» WORK TO COMPLETE:
Exact reproduction of every entry is required.

» Component data from apps and pages:
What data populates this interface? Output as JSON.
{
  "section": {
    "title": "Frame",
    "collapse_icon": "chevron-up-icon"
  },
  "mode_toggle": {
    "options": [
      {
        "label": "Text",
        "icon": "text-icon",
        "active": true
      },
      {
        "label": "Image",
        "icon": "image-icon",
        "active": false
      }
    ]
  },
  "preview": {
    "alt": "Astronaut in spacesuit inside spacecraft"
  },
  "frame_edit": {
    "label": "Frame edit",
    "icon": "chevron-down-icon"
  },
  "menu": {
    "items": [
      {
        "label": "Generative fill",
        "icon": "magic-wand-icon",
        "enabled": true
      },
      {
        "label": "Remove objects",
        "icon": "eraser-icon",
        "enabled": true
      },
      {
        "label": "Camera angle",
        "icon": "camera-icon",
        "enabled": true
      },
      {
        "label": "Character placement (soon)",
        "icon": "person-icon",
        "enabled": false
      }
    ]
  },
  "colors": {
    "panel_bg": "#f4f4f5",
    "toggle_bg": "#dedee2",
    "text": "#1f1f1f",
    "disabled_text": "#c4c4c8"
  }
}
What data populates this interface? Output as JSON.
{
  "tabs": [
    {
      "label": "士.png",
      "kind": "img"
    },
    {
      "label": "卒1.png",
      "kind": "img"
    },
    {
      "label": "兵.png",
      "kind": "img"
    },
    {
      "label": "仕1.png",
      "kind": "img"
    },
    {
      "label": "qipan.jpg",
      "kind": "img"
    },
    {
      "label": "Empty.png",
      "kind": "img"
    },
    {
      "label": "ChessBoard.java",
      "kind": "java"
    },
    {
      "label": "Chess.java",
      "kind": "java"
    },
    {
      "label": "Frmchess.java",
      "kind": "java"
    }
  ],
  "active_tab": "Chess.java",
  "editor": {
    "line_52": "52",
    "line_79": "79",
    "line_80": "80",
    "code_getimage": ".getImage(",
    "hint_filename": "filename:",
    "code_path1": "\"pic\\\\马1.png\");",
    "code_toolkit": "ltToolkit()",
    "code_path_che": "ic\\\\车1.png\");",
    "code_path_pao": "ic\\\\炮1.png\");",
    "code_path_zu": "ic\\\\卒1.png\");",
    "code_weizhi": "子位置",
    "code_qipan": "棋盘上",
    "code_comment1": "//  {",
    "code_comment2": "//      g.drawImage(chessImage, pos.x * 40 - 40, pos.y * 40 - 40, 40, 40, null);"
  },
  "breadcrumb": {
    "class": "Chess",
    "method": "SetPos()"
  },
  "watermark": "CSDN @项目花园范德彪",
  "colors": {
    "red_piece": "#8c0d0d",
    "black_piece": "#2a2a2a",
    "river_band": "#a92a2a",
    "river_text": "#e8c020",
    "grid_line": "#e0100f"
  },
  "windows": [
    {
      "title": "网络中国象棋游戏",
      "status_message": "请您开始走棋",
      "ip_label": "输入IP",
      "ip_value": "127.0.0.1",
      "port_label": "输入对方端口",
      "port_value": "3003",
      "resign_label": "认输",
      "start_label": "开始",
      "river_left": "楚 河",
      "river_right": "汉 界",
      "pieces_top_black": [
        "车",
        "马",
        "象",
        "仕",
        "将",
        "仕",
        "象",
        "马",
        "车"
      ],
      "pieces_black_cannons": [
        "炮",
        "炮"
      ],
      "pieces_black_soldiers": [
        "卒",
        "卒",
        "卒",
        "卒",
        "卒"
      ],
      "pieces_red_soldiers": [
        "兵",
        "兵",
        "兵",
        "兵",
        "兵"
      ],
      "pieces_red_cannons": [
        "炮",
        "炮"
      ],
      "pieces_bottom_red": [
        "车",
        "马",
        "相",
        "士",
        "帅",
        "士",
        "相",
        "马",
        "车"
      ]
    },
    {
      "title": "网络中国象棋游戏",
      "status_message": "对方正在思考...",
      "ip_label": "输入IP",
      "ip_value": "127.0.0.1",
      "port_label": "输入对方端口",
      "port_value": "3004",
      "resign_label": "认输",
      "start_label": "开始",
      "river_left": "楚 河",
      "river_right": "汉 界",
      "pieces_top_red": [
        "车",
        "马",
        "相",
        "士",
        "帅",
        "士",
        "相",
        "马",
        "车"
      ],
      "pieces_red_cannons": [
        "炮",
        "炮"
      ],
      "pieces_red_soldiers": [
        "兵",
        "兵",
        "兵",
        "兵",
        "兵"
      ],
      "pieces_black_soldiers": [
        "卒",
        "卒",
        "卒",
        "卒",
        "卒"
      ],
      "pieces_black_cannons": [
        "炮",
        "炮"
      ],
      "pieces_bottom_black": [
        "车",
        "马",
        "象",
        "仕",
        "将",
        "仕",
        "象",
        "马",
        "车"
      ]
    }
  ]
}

» RESULT FOR THIS EXERCISE:
What data populates this interface? Output as JSON.
{
  "section": {
    "title": "Frame",
    "collapse_icon": "chevron-up-icon"
  },
  "mode_toggle": {
    "options": [
      {
        "label": "Text",
        "icon": "text-icon",
        "active": true
      },
      {
        "label": "Image",
        "icon": "image-icon",
        "active": false
      }
    ]
  },
  "preview": {
    "alt": "Astronaut in spacesuit inside spacecraft"
  },
  "frame_edit": {
    "label": "Frame edit",
    "icon": "chevron-down-icon"
  },
  "menu": {
    "items": [
      {
        "label": "Generative fill",
        "icon": "magic-wand-icon",
        "enabled": true
      },
      {
        "label": "Remove objects",
        "icon": "eraser-icon",
        "enabled": true
      },
      {
        "label": "Camera angle",
        "icon": "camera-icon",
        "enabled": true
      },
      {
        "label": "Character placement (soon)",
        "icon": "person-icon",
        "enabled": false
      }
    ]
  },
  "colors": {
    "panel_bg": "#f4f4f5",
    "toggle_bg": "#dedee2",
    "text": "#1f1f1f",
    "disabled_text": "#c4c4c8"
  }
}
What data populates this interface? Output as JSON.
{
  "tabs": [
    {
      "label": "士.png",
      "kind": "img"
    },
    {
      "label": "卒1.png",
      "kind": "img"
    },
    {
      "label": "兵.png",
      "kind": "img"
    },
    {
      "label": "仕1.png",
      "kind": "img"
    },
    {
      "label": "qipan.jpg",
      "kind": "img"
    },
    {
      "label": "Empty.png",
      "kind": "img"
    },
    {
      "label": "ChessBoard.java",
      "kind": "java"
    },
    {
      "label": "Chess.java",
      "kind": "java"
    },
    {
      "label": "Frmchess.java",
      "kind": "java"
    }
  ],
  "active_tab": "Chess.java",
  "editor": {
    "line_52": "52",
    "line_79": "79",
    "line_80": "80",
    "code_getimage": ".getImage(",
    "hint_filename": "filename:",
    "code_path1": "\"pic\\\\马1.png\");",
    "code_toolkit": "ltToolkit()",
    "code_path_che": "ic\\\\车1.png\");",
    "code_path_pao": "ic\\\\炮1.png\");",
    "code_path_zu": "ic\\\\卒1.png\");",
    "code_weizhi": "子位置",
    "code_qipan": "棋盘上",
    "code_comment1": "//  {",
    "code_comment2": "//      g.drawImage(chessImage, pos.x * 40 - 40, pos.y * 40 - 40, 40, 40, null);"
  },
  "breadcrumb": {
    "class": "Chess",
    "method": "SetPos()"
  },
  "watermark": "CSDN @项目花园范德彪",
  "colors": {
    "red_piece": "#8c0d0d",
    "black_piece": "#2a2a2a",
    "river_band": "#a92a2a",
    "river_text": "#e8c020",
    "grid_line": "#e0100f"
  },
  "windows": [
    {
      "title": "网络中国象棋游戏",
      "status_message": "请您开始走棋",
      "ip_label": "输入IP",
      "ip_value": "127.0.0.1",
      "port_label": "输入对方端口",
      "port_value": "3003",
      "resign_label": "认输",
      "start_label": "开始",
      "river_left": "楚 河",
      "river_right": "汉 界",
      "pieces_top_black": [
        "车",
        "马",
        "象",
        "仕",
        "将",
        "仕",
        "象",
        "马",
        "车"
      ],
      "pieces_black_cannons": [
        "炮",
        "炮"
      ],
      "pieces_black_soldiers": [
        "卒",
        "卒",
        "卒",
        "卒",
        "卒"
      ],
      "pieces_red_soldiers": [
        "兵",
        "兵",
        "兵",
        "兵",
        "兵"
      ],
      "pieces_red_cannons": [
        "炮",
        "炮"
      ],
      "pieces_bottom_red": [
        "车",
        "马",
        "相",
        "士",
        "帅",
        "士",
        "相",
        "马",
        "车"
      ]
    },
    {
      "title": "网络中国象棋游戏",
      "status_message": "对方正在思考...",
      "ip_label": "输入IP",
      "ip_value": "127.0.0.1",
      "port_label": "输入对方端口",
      "port_value": "3004",
      "resign_label": "认输",
      "start_label": "开始",
      "river_left": "楚 河",
      "river_right": "汉 界",
      "pieces_top_red": [
        "车",
        "马",
        "相",
        "士",
        "帅",
        "士",
        "相",
        "马",
        "车"
      ],
      "pieces_red_cannons": [
        "炮",
        "炮"
      ],
      "pieces_red_soldiers": [
        "兵",
        "兵",
        "兵",
        "兵",
        "兵"
      ],
      "pieces_black_soldiers": [
        "卒",
        "卒",
        "卒",
        "卒",
        "卒"
      ],
      "pieces_black_cannons": [
        "炮",
        "炮"
      ],
      "pieces_bottom_black": [
        "车",
        "马",
        "象",
        "仕",
        "将",
        "仕",
        "象",
        "马",
        "车"
      ]
    }
  ]
}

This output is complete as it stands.